As a director, Reinert Kiil is well known in Norway’s independent film scene, having directed several low budget features, including the Nazi ghost thriller The House and the exploitation film The Whore, which was an hommage to I spit on your grave. Juleblod is Kiil’s 4th feature film (his second to get theatrical distribution), and he has also worked on music videos, short films and as prop master and production assistant on a total of 61 films and TV shows, including Dead Snow and Lilyhammer.
Juleblod‘s cast includes some of Norway most well known actors, such as Stig Henrik Hoff (Kautokeino Rebellion, The Thing remake), Sondre Krogtoft Larsen (Lyst, Into the white, Detour), Jørgen Langhelle (Arn, The Thing, The Whore), Julia Schacht (Mammon, Next Door), Sigmund Sæverud (The House, Varg Veum, Hellfjord) and Frank Kjosås (Lilyhammer, The Heavy Water War). Additional actors include comedian and TV host Truls Svendsen, rock musician Thomas Felberg, Haddy Jallow and Karoline Stemre. The film is also the international feature dubut of Australian actress Kylie Stephenson. Marte Sæteren, known from the soap opera Hotel Ceasar, plays a macho, lesbian Northerner called Julia Buljo. Her character’s name is a hint to Kill Buljo, the action comedy directed by Tommy Wirkola, the director of Dead Snow and What happened to Monday. -She is quite macho. My character rather picks up women than boys, and she consumes dry fish and snus and drives snowmobiles. We have a great gang of burping girls here, Sæteren said to VG. She added that it was a challenge to be mentally present in every moment of the shooting. -[You have to know] what happens [every second in what is essentially a chase] in a slasher film. Most people have not experienced anything like that.

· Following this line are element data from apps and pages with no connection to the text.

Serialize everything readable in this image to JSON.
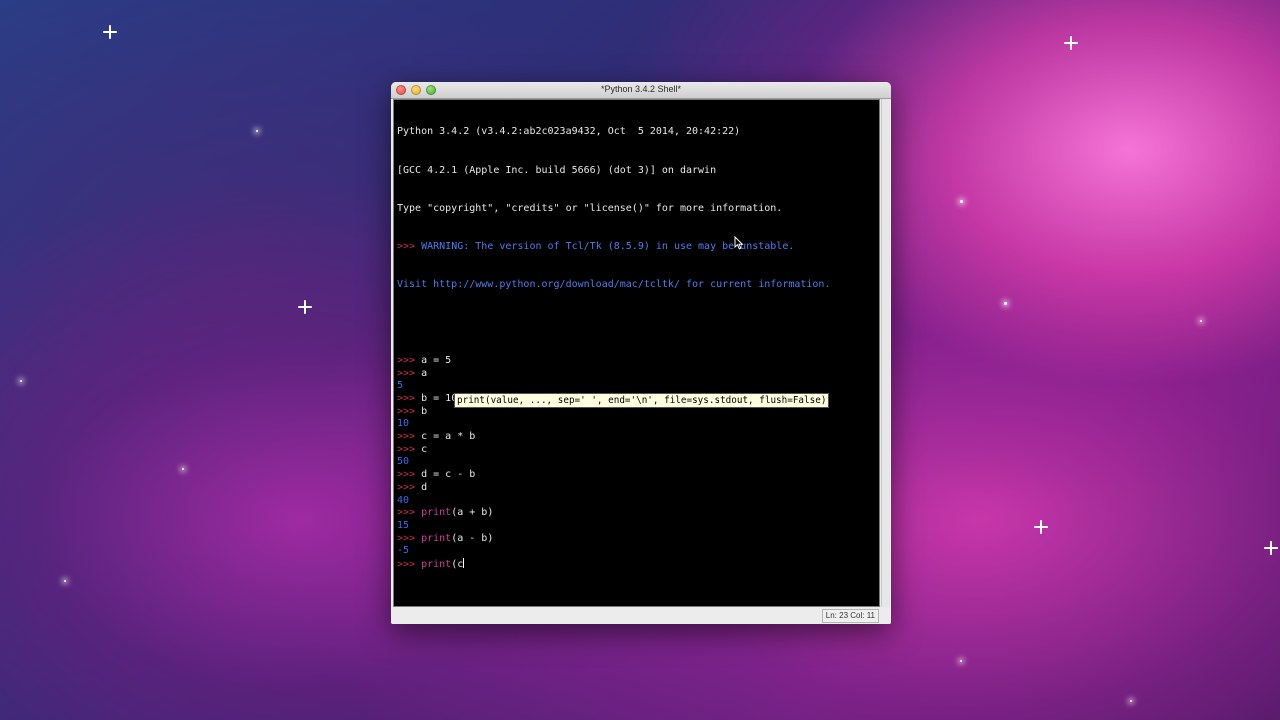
{
  "window": {
    "title": "*Python 3.4.2 Shell*"
  },
  "console": {
    "banner": [
      "Python 3.4.2 (v3.4.2:ab2c023a9432, Oct  5 2014, 20:42:22)",
      "[GCC 4.2.1 (Apple Inc. build 5666) (dot 3)] on darwin",
      "Type \"copyright\", \"credits\" or \"license()\" for more information."
    ],
    "warning": [
      ">>> WARNING: The version of Tcl/Tk (8.5.9) in use may be unstable.",
      "Visit http://www.python.org/download/mac/tcltk/ for current information."
    ],
    "prompt": ">>> ",
    "session": [
      {
        "kind": "input",
        "text": "a = 5"
      },
      {
        "kind": "input",
        "text": "a"
      },
      {
        "kind": "output",
        "text": "5"
      },
      {
        "kind": "input",
        "text": "b = 10"
      },
      {
        "kind": "input",
        "text": "b"
      },
      {
        "kind": "output",
        "text": "10"
      },
      {
        "kind": "input",
        "text": "c = a * b"
      },
      {
        "kind": "input",
        "text": "c"
      },
      {
        "kind": "output",
        "text": "50"
      },
      {
        "kind": "input",
        "text": "d = c - b"
      },
      {
        "kind": "input",
        "text": "d"
      },
      {
        "kind": "output",
        "text": "40"
      },
      {
        "kind": "input",
        "keyword": "print",
        "text": "(a + b)"
      },
      {
        "kind": "output",
        "text": "15"
      },
      {
        "kind": "input",
        "keyword": "print",
        "text": "(a - b)"
      },
      {
        "kind": "output",
        "text": "-5"
      },
      {
        "kind": "input",
        "keyword": "print",
        "text": "(c",
        "cursor": true
      }
    ],
    "calltip": "print(value, ..., sep=' ', end='\\n', file=sys.stdout, flush=False)"
  },
  "statusbar": {
    "position": "Ln: 23 Col: 11"
  },
  "colors": {
    "prompt": "#c8324c",
    "keyword": "#d23b9e",
    "output": "#3a6cf0",
    "calltip_bg": "#ffffe0"
  }
}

Juleblod is a low budget movie, but Kiil does not want to reveal the budget. He says that many viewers, as well as critics, thought that The House looked more expensive than it was, and this time, Kiil’s movie is even bigger, with celebrity stars, international cast members from New Zealand, Australia, Sweden and USA, and locations all over Norway. Reinert Kiil rounds off with a promise: -I am not afraid of the fact that my movie [is being launched next to some] of the biggest movies this year. Will we deliver? No matter what, it’s all on me. Time will show if enough people have been nice this year, and if they dare meeting Santa’s wrath 🙂

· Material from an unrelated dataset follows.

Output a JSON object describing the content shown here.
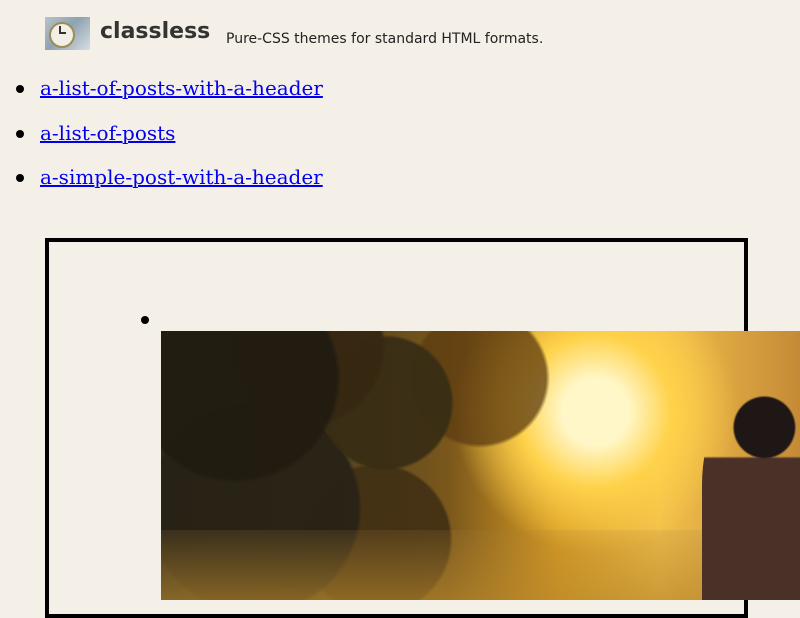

The film opens in Norwegian theatres on November 3rd, 2017 but was shown at festivals in Norway and Sweden prior to the official premiere, as well as having local pre-premieres.